A long, long, time ago, before there were people, there were dinosaurs, and even before there were dinosaurs, there were jellyfish, dragonflies, and many other animals that we still have today. While the last of the dinosaurs died out 65 million years ago, the animals who are still alive today, in the same form as they were millions of years ago, are called “living fossils”.
-In the Water-
The prehistoric ocean was teaming with life, most theories are that life began in the sea, so it should be no surprise that some of our sea animals alive now, where also living in the water millions of years ago. Some, like the coelacanth fish are true “living fossils” looking very much now as they did 360 million years ago. Other living fossil fishes include the sturgeon, lamprey, gar, and lungfish. Other fish, such as sharks, were known to have existed so long ago but evolution has changed them.
In this early ocean other animal life, that we have today, also was in existence. The horseshoe crab, snails, and starfish being such creatures. Amphibians, although not like todays smaller animals, were one of the first things to climb out of the sea. Turtles are one of the oldest reptiles still alive today. In fact, some dinosaurs ate turtles and turtle eggs.
-On the Land-
The Tuatara lizard, of New Zealand, is a fascinating species that began some 200 million years ago. Other reptiles, such as crocodiles, also evolved and existed along side the dinosaurs.

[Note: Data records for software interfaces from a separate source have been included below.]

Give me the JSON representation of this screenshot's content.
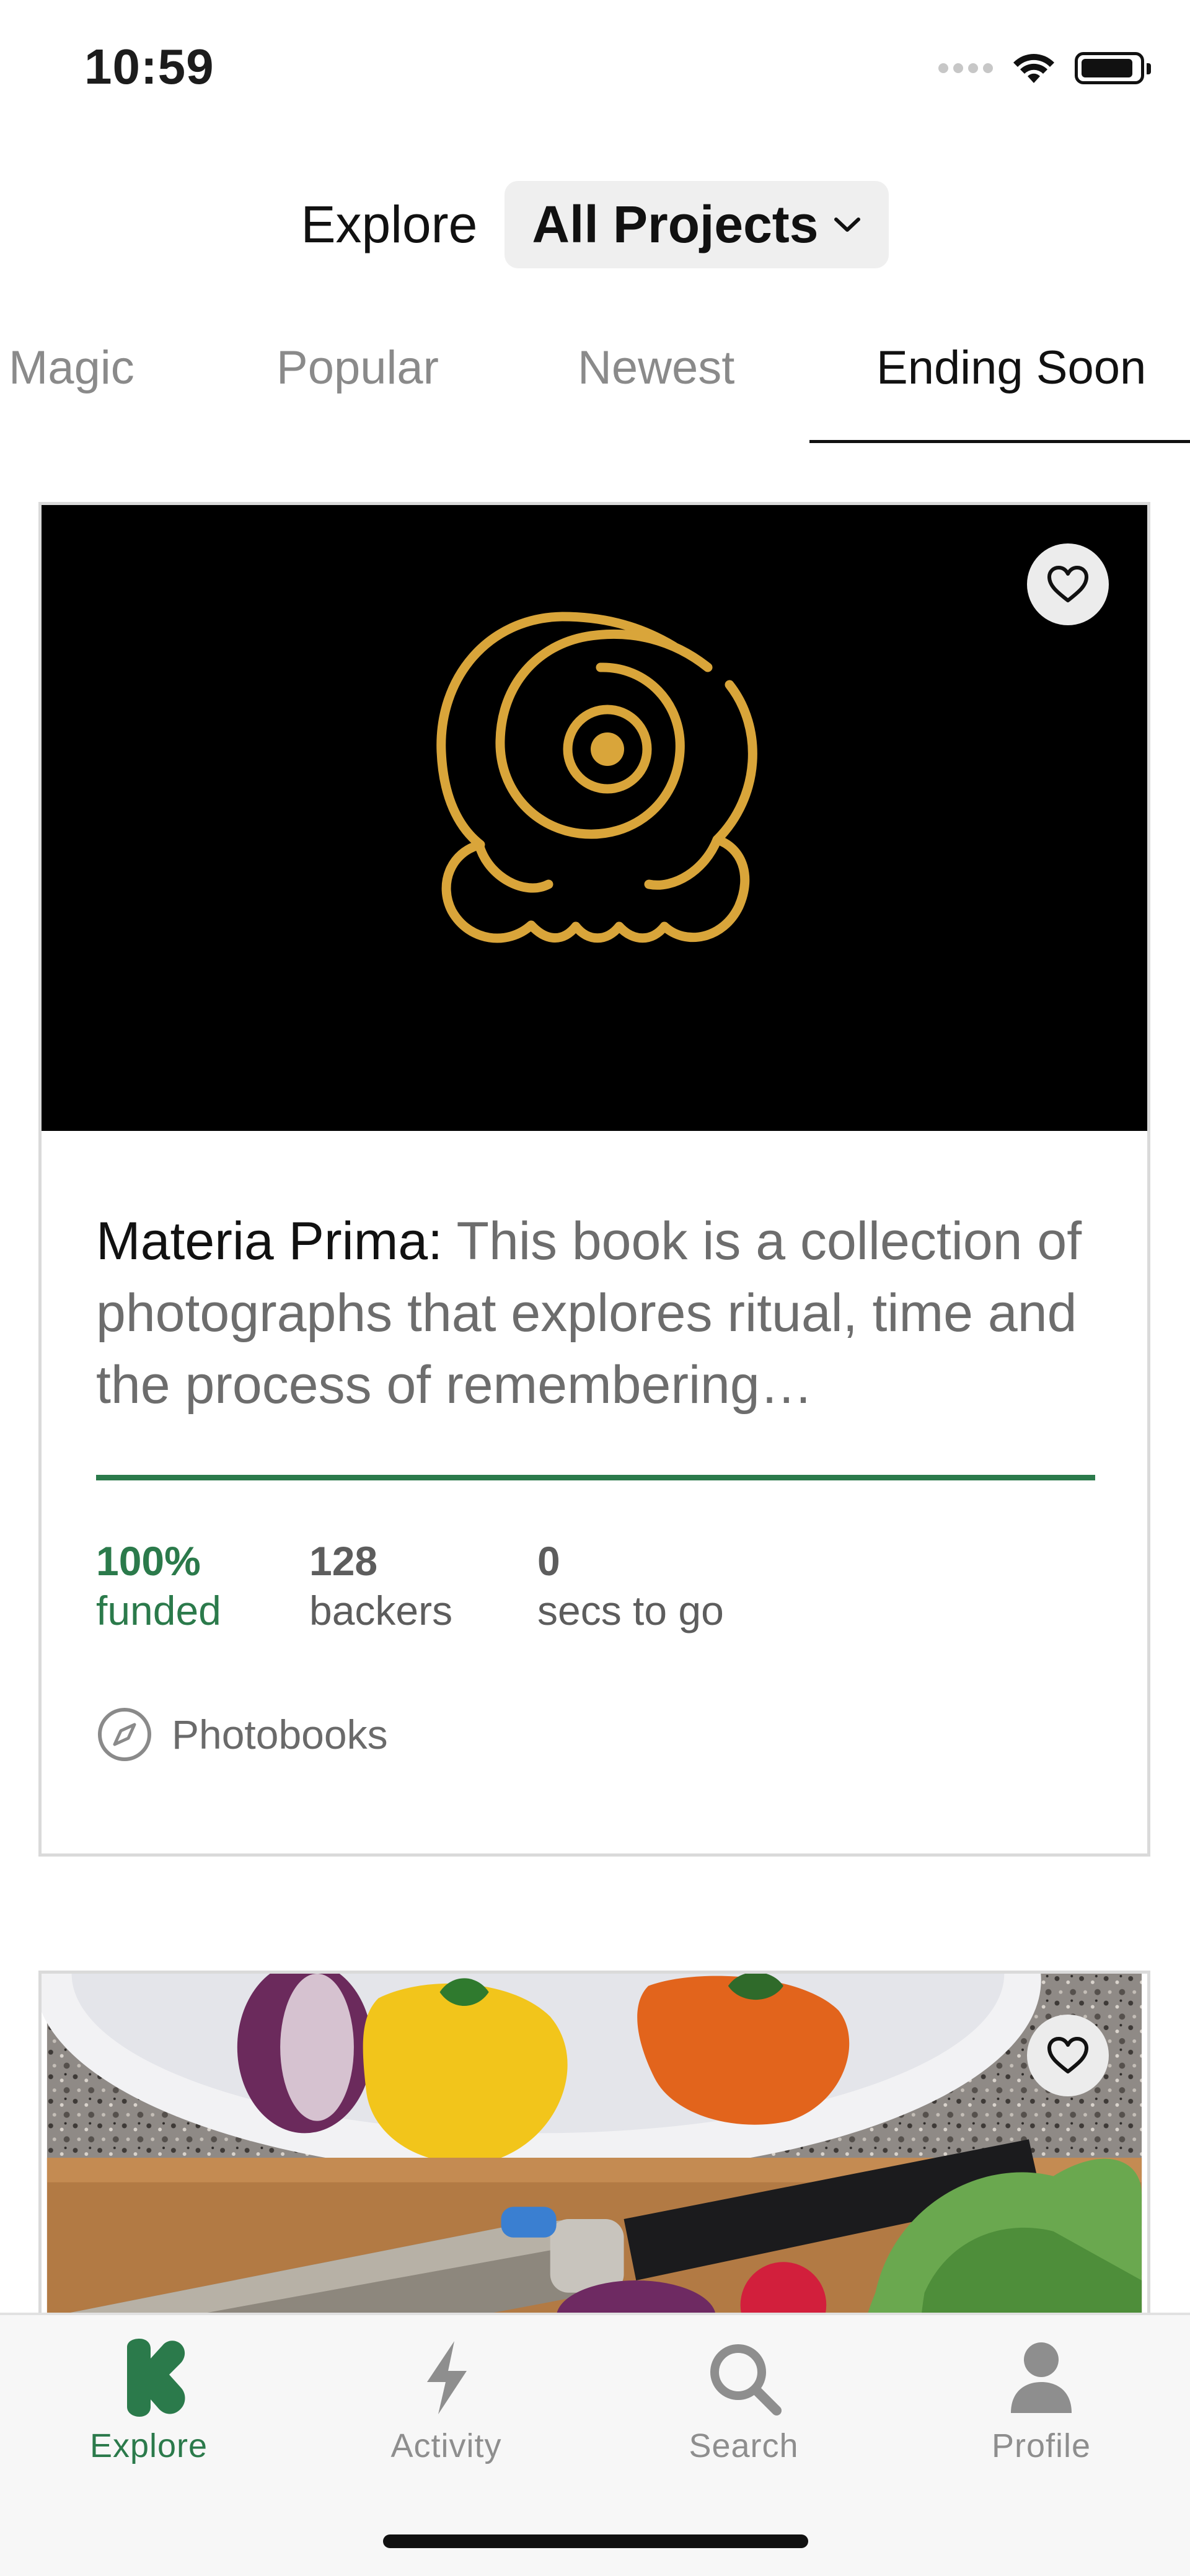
{
  "status_bar": {
    "time": "10:59"
  },
  "header": {
    "label": "Explore",
    "dropdown_value": "All Projects"
  },
  "tabs": [
    {
      "label": "Magic",
      "active": false
    },
    {
      "label": "Popular",
      "active": false
    },
    {
      "label": "Newest",
      "active": false
    },
    {
      "label": "Ending Soon",
      "active": true
    }
  ],
  "projects": [
    {
      "name": "Materia Prima:",
      "blurb": "This book is a collection of photographs that explores ritual, time and the process of remembering…",
      "funded_fraction": 1.0,
      "stats": {
        "funded_value": "100%",
        "funded_label": "funded",
        "backers_value": "128",
        "backers_label": "backers",
        "time_value": "0",
        "time_label": "secs to go"
      },
      "category": "Photobooks",
      "saved": false,
      "image_icon": "golden-spiral-logo"
    },
    {
      "saved": false,
      "image_icon": "vegetables-knife-photo"
    }
  ],
  "tab_bar": [
    {
      "label": "Explore",
      "icon": "kickstarter-k-icon",
      "active": true
    },
    {
      "label": "Activity",
      "icon": "lightning-icon",
      "active": false
    },
    {
      "label": "Search",
      "icon": "search-icon",
      "active": false
    },
    {
      "label": "Profile",
      "icon": "profile-icon",
      "active": false
    }
  ],
  "colors": {
    "accent_green": "#2b7a4b",
    "muted_text": "#8a8a8a",
    "hero_background": "#000000",
    "logo_gold": "#d9a53a"
  }
}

Although many people do not think of them as “animals”, insects were alive long before there were dinosaurs, and yes, insects are animals. Cockroaches, and grasshoppers were alive way back 360 million years ago. Flies and wasps came later, and were witnesses to early dinosaur evolution. Then came the animals many people often wish did not ever come into being, ants and fleas. While the fleas themselves made very little friends among dinosaurs (and continue to annoy animals to this day) ants actually allowed something wonderful to happen. Many species of plants are pollinated only by ants, so if ants never came into being, we would not have the rich world we have. Butterflies and moths also evolved along side the dinosaurs. Many insects were to become meals for our early mammals.

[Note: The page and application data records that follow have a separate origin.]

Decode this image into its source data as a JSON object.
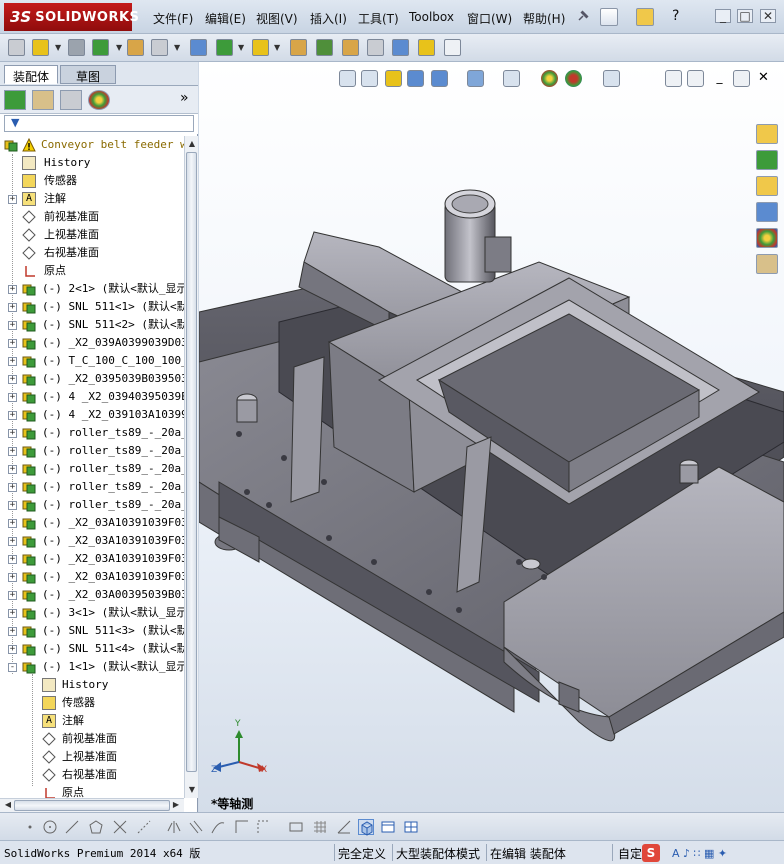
{
  "app": {
    "brand_prefix": "3S",
    "brand_name": "SOLIDWORKS"
  },
  "menu": [
    "文件(F)",
    "编辑(E)",
    "视图(V)",
    "插入(I)",
    "工具(T)",
    "Toolbox",
    "窗口(W)",
    "帮助(H)"
  ],
  "panel": {
    "tab_assembly": "装配体",
    "tab_sketch": "草图"
  },
  "tree": {
    "root": "Conveyor belt feeder wit",
    "root_items": [
      "History",
      "传感器",
      "注解",
      "前视基准面",
      "上视基准面",
      "右视基准面",
      "原点"
    ],
    "components": [
      "(-) 2<1> (默认<默认_显示",
      "(-) SNL 511<1> (默认<默",
      "(-) SNL 511<2> (默认<默",
      "(-) _X2_039A0399039D039",
      "(-) T_C_100_C_100_100_B",
      "(-) _X2_0395039B039503A",
      "(-) 4 _X2_03940395039E0",
      "(-) 4 _X2_039103A103990",
      "(-) roller_ts89_-_20a_-",
      "(-) roller_ts89_-_20a_-",
      "(-) roller_ts89_-_20a_-",
      "(-) roller_ts89_-_20a_-",
      "(-) roller_ts89_-_20a_-",
      "(-) _X2_03A10391039F03A",
      "(-) _X2_03A10391039F03A",
      "(-) _X2_03A10391039F03A",
      "(-) _X2_03A10391039F03A",
      "(-) _X2_03A00395039B039",
      "(-) 3<1> (默认<默认_显示",
      "(-) SNL 511<3> (默认<默",
      "(-) SNL 511<4> (默认<默",
      "(-) 1<1> (默认<默认_显示"
    ],
    "sub_items": [
      "History",
      "传感器",
      "注解",
      "前视基准面",
      "上视基准面",
      "右视基准面",
      "原点"
    ]
  },
  "graphics": {
    "view_label": "*等轴测",
    "triad": {
      "x": "X",
      "y": "Y",
      "z": "Z"
    }
  },
  "status": {
    "product": "SolidWorks Premium 2014 x64 版",
    "fully_defined": "完全定义",
    "large_assembly": "大型装配体模式",
    "editing": "在编辑 装配体",
    "custom": "自定"
  },
  "colors": {
    "brand_red": "#b31616",
    "viewport_top": "#ffffff",
    "viewport_bottom": "#d4dde9",
    "model_gray": "#8c8c95",
    "part_yellow": "#e8c21a",
    "part_green": "#3d9b3a"
  },
  "icons": {
    "filter": "filter-icon",
    "warning": "warning-icon",
    "assembly": "assembly-icon",
    "plane": "plane-icon",
    "origin": "origin-icon"
  }
}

Mammals evolved alongside the dinosaurs, although unlike the massive beasts, they were tiny. Small shrew like animals who were mostly omnivores, eating plants and insects. These early mammals were very likely nocturnal, avoiding the day time predators in order to survive. They were first seen around 125 million years ago. Most early mammals were marsupials.
-In the Air-

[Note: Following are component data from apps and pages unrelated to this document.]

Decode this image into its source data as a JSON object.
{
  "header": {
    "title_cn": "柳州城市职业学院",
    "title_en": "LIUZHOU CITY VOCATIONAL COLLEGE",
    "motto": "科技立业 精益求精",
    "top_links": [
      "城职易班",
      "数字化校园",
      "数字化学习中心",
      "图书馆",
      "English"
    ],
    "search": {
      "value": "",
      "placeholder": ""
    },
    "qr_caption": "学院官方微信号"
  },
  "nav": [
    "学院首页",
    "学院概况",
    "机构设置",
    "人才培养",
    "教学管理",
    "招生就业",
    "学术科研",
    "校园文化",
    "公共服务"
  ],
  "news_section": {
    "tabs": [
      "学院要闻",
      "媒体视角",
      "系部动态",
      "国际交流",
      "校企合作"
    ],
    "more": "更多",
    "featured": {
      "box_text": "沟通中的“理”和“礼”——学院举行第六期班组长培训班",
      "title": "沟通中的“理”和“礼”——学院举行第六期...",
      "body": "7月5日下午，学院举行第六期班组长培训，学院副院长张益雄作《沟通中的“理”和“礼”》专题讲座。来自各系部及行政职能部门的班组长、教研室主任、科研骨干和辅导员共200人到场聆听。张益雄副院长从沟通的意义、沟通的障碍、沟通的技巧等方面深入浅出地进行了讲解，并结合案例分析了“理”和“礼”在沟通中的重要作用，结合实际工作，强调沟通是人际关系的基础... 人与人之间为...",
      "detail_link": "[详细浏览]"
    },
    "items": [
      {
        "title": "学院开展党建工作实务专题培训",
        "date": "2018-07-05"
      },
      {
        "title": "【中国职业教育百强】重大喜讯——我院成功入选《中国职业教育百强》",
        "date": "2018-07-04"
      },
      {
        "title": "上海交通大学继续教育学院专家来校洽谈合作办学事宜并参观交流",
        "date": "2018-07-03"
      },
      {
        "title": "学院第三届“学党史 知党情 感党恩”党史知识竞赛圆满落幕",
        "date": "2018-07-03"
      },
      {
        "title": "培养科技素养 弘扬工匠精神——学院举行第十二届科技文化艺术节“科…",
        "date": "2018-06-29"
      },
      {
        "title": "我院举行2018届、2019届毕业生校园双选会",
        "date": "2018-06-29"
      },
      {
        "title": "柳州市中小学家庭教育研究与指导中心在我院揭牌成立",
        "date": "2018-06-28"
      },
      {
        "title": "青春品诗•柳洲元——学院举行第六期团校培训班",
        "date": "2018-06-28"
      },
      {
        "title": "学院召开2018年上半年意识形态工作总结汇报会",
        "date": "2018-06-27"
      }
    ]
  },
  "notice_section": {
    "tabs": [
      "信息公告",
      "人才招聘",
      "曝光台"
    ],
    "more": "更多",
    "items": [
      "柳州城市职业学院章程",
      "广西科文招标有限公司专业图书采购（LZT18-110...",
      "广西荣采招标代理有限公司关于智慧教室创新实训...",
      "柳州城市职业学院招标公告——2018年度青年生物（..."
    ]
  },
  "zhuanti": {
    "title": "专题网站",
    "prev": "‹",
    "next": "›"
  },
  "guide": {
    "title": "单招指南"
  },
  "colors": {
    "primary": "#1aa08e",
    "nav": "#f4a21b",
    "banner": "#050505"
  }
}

Where birds alive? Well, not exactly. Although evidence has shown some dinosaurs were developing feathers, actual birds as we have them today, did not exist along the dinosaurs, that is, unless we are to agree that the dinosaurs evolved into birds.